The news that the Buffalo Bills won't play in Toronto in 2014 and may axe that series entirely might seem positive from a CFL perspective at first, but it could be more problematic in the long run. Yes, the Bills-in-Toronto series has been reasonably silly for everyone involved, with players and fans frequently complaining about it, and team president Russ Brandon announced in December that it was being re-evaluated, so this isn't out of the blue. Yes, this announcement ensures that the CFL's the only professional football in town in 2014, and that the Argos won't be overshadowed by the Bills (ahead of last year's East Final, their supposed home at the Rogers Centre was already decked out for the upcoming NFL game, which caused a stir). If this turns out to be just a one-year suspension of the series, it could well be a good thing. However, the series has substantial benefits for the CFL overall, and if it's scrapped entirely, that could be problematic.
Why does the Bills-in-Toronto series help the CFL? Well, it ensures that the NFL only competes with the CFL in Toronto on a strictly-limited, once-a-year (or twice in the case of years where a preseason game has been held north of the border as well) terms, and last year's extension of the deal through 2017 gave the CFL some security for the future, suggesting only limited NFL incursions up to that point. If this deal is scrapped, a more permanent NFL presence might come under discussion. Yes, that would go against typical logic, especially when you consider that these games largely haven't sold out, have received a lacklustre response and haven't enhanced Toronto's reputation as a potential NFL destination. If anything, this series (plus NFL-related blunders from the Ford brothers) has hurt the chances of the city landing a NFL team, and if this was a typical situation, the Bills' struggles in Toronto probably would mean that the idea of a permanent team in the city was off the table for at least the next while. The Toronto situation is anything but typical, though.

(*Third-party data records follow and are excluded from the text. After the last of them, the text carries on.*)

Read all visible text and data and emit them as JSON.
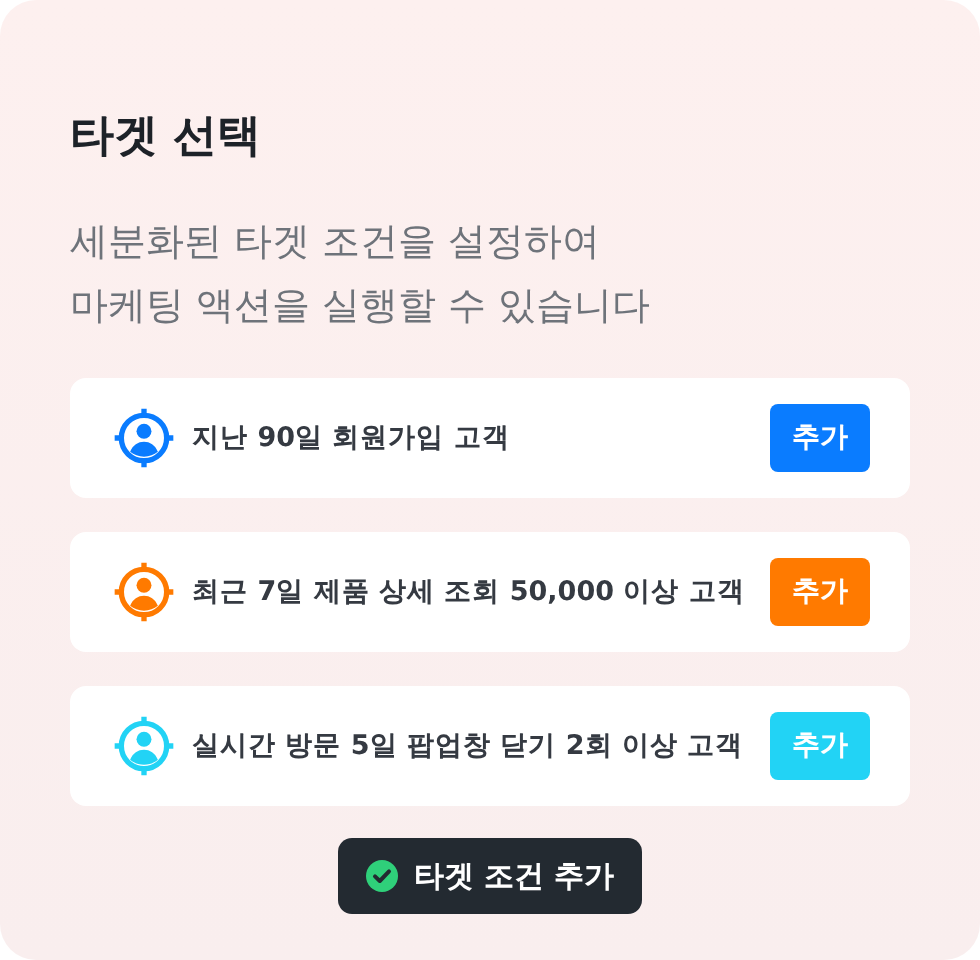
{
  "title": "타겟 선택",
  "description_lines": [
    "세분화된 타겟 조건을 설정하여",
    "마케팅 액션을 실행할 수 있습니다"
  ],
  "targets": [
    {
      "label": "지난 90일 회원가입 고객",
      "button": "추가",
      "color": "#0a7cff"
    },
    {
      "label": "최근 7일 제품 상세 조회 50,000 이상 고객",
      "button": "추가",
      "color": "#ff7a00"
    },
    {
      "label": "실시간 방문 5일 팝업창 닫기 2회 이상 고객",
      "button": "추가",
      "color": "#22d3f5"
    }
  ],
  "toast": {
    "text": "타겟 조건 추가"
  }
}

It's important to consider the big money involved, and the reports of rock star Jon Bon Jovi potentially partnering with his good buddies at Maple Leaf Sports and Entertainment to buy the Bills once 95-year-old owner Ralph Wilson dies and move them to Toronto can't be dismissed. Yes, there are significant obstacles in the way. For one thing, there would likely be considerable public and governmental backlash against any NFL incursion that hurt the CFL, and a permanent NFL franchise north of the border likely would damage the CFL as a league, not just the Argos. For another, the NFL's ownership rules make it tough for corporations like MLSE to get involved. Beyond that, there would be massive opposition in New York to moving the Bills, and the NFL as a whole likely isn't all that keen on relocating a long-established franchise like Buffalo. If the Bills are going to move, though, Toronto is the most likely destination; it's a massive, well-heeled market that isn't already tapped extensively by the NFL, it can be sold as a "regional relocation" (along the lines of the 49ers' upcoming move from San Francisco to Santa Clara), and there are plenty of big-pocketed and influential local types on board. Moreover, the lacklustre fan support thus far can be billed as something that would change if Toronto fans had a permanently-local team of their own to root for.
Even the CFL may not present an insurmountable obstacle to a permanent NFL franchise in Toronto, especially if MLSE follows through on their long-rumoured plans to buy the Argos. If a group involved with the NFL team also owns the CFL team, that might make it possible for the CFL team to survive, and that in turn would diminish much of the public and governmental opposition to having the NFL in Canada permanently. (This would still likely be bad for the CFL, though, just perhaps not disastrous.) That's why the NFL to Toronto rumours have only intensified despite the struggles of the Bills' Toronto series, and that's why the cancellation of that series (if it happens) could actually mark a step forwards towards a permanent NFL team north of the border.
With the Bills-in-Toronto series, there are clearly-defined terms of engagement for the NFL in Canada. Every year that sees that series go less than well (which seems to be the pattern of late, and marks why this is being reconsidered) for the Bills perhaps diminishes Toronto as a NFL market a little more. Without that series, the situation steps back from hard data on how the NFL is received in Toronto to speculation about how it will be received, and that favours the case for putting a full-time team there given the economic factors mentioned above. This is far from a crisis for the CFL right now, and if this turns out to be just a one-year suspension of the deal, it may not have much of an effect at all. If the series is cancelled entirely, though, that could be problematic, as the CFL would lose its buffer of limited NFL engagement. It's a long way from a certainty that there will ever be a NFL team permanently based in Toronto, especially considering how poorly this series has gone, but far more possibilities are open without a limited series like this. Thus, the Bills stepping back from Toronto in the short term doesn't remove them as a long-term threat. If anything, it might increase the chances of them eventually moving north of the border.